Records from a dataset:
◆ ◆ ◆ ◆ ◆

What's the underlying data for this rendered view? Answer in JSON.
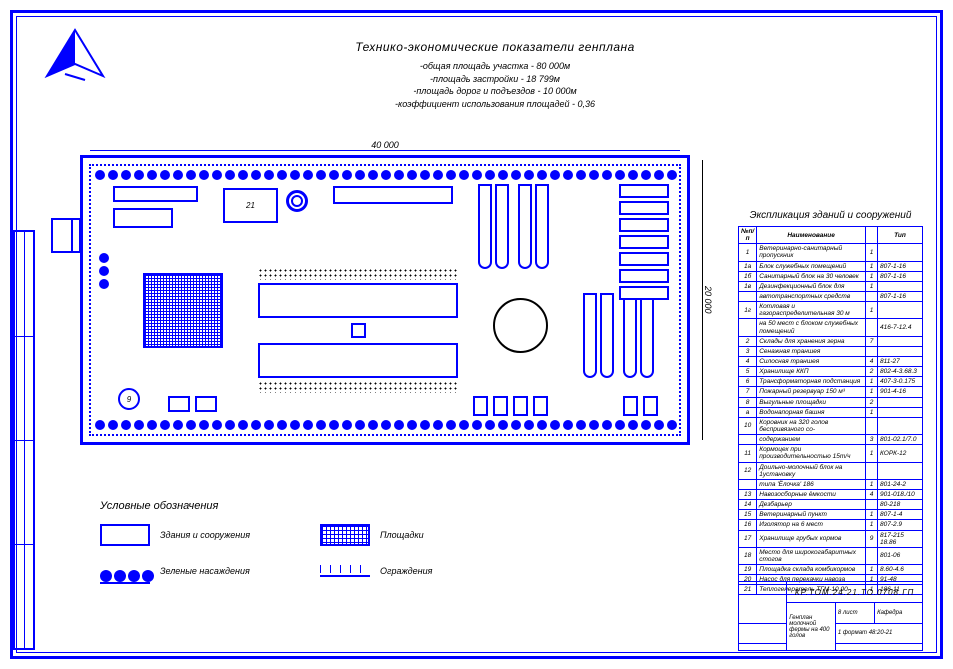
{
  "header": {
    "title": "Технико-экономические показатели генплана",
    "metrics": [
      "-общая площадь участка - 80 000м",
      "-площадь застройки - 18 799м",
      "-площадь дорог и подъездов - 10 000м",
      "-коэффициент использования площадей - 0,36"
    ]
  },
  "dimensions": {
    "width": "40 000",
    "height": "20 000"
  },
  "legend": {
    "title": "Условные обозначения",
    "items": {
      "buildings": "Здания и сооружения",
      "areas": "Площадки",
      "plantings": "Зеленые насаждения",
      "fences": "Ограждения"
    }
  },
  "specification": {
    "title": "Экспликация зданий и сооружений",
    "headers": {
      "no": "№п/п",
      "name": "Наименование",
      "qty": "",
      "type": "Тип"
    },
    "rows": [
      {
        "n": "1",
        "name": "Ветеринарно-санитарный пропускник",
        "q": "1",
        "t": ""
      },
      {
        "n": "1а",
        "name": "Блок служебных помещений",
        "q": "1",
        "t": "807-1-16"
      },
      {
        "n": "1б",
        "name": "Санитарный блок на 30 человек",
        "q": "1",
        "t": "807-1-16"
      },
      {
        "n": "1в",
        "name": "Дезинфекционный блок для",
        "q": "1",
        "t": ""
      },
      {
        "n": "",
        "name": "автотранспортных средств",
        "q": "",
        "t": "807-1-16"
      },
      {
        "n": "1г",
        "name": "Котловая и газораспределительная 30 м",
        "q": "1",
        "t": ""
      },
      {
        "n": "",
        "name": "на 50 мест с блоком служебных помещений",
        "q": "",
        "t": "416-7-12.4"
      },
      {
        "n": "2",
        "name": "Склады для хранения зерна",
        "q": "7",
        "t": ""
      },
      {
        "n": "3",
        "name": "Сенажная траншея",
        "q": "",
        "t": ""
      },
      {
        "n": "4",
        "name": "Силосная траншея",
        "q": "4",
        "t": "811-27"
      },
      {
        "n": "5",
        "name": "Хранилище ККП",
        "q": "2",
        "t": "802-4-3.68.3"
      },
      {
        "n": "6",
        "name": "Трансформаторная подстанция",
        "q": "1",
        "t": "407-3-0.175"
      },
      {
        "n": "7",
        "name": "Пожарный резервуар 150 м³",
        "q": "1",
        "t": "901-4-16"
      },
      {
        "n": "8",
        "name": "Выгульные площадки",
        "q": "2",
        "t": ""
      },
      {
        "n": "а",
        "name": "Водонапорная башня",
        "q": "1",
        "t": ""
      },
      {
        "n": "10",
        "name": "Коровник на 320 голов беспривязного со-",
        "q": "",
        "t": ""
      },
      {
        "n": "",
        "name": "содержанием",
        "q": "3",
        "t": "801-02.1/7.0"
      },
      {
        "n": "11",
        "name": "Кормоцех при производительностью 15т/ч",
        "q": "1",
        "t": "КОРК-12"
      },
      {
        "n": "12",
        "name": "Доильно-молочный блок на 1установку",
        "q": "",
        "t": ""
      },
      {
        "n": "",
        "name": "типа 'Ёлочка' 186",
        "q": "1",
        "t": "801-24-2"
      },
      {
        "n": "13",
        "name": "Навозосборные ёмкости",
        "q": "4",
        "t": "901-018./10"
      },
      {
        "n": "14",
        "name": "Дезбарьер",
        "q": "",
        "t": "80-218"
      },
      {
        "n": "15",
        "name": "Ветеринарный пункт",
        "q": "1",
        "t": "807-1-4"
      },
      {
        "n": "16",
        "name": "Изолятор на 6 мест",
        "q": "1",
        "t": "807-2.9"
      },
      {
        "n": "17",
        "name": "Хранилище грубых кормов",
        "q": "9",
        "t": "817-215 18.86"
      },
      {
        "n": "18",
        "name": "Место для широкогабаритных стогов",
        "q": "",
        "t": "801-06"
      },
      {
        "n": "19",
        "name": "Площадка склада комбикормов",
        "q": "1",
        "t": "8.60-4.6"
      },
      {
        "n": "20",
        "name": "Насос для перекачки навоза",
        "q": "1",
        "t": "91-48"
      },
      {
        "n": "21",
        "name": "Теплогенератель ТГМ-10.00",
        "q": "1",
        "t": "186-11"
      }
    ]
  },
  "titleblock": {
    "code": "КР.ТОМ.24.21.ТО.0708.ГП",
    "project_l1": "Генплан молочной",
    "project_l2": "фермы на 400 голов",
    "sheet": "8 лист",
    "sheets": "1 формат 48:20-21",
    "dept": "Кафедра"
  },
  "plan_labels": {
    "b21": "21",
    "b9": "9"
  }
}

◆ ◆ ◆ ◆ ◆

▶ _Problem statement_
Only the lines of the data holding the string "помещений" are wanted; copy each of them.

▶ _Result_
        "name": "Блок служебных помещений",
        "name": "на 50 мест с блоком служебных помещений",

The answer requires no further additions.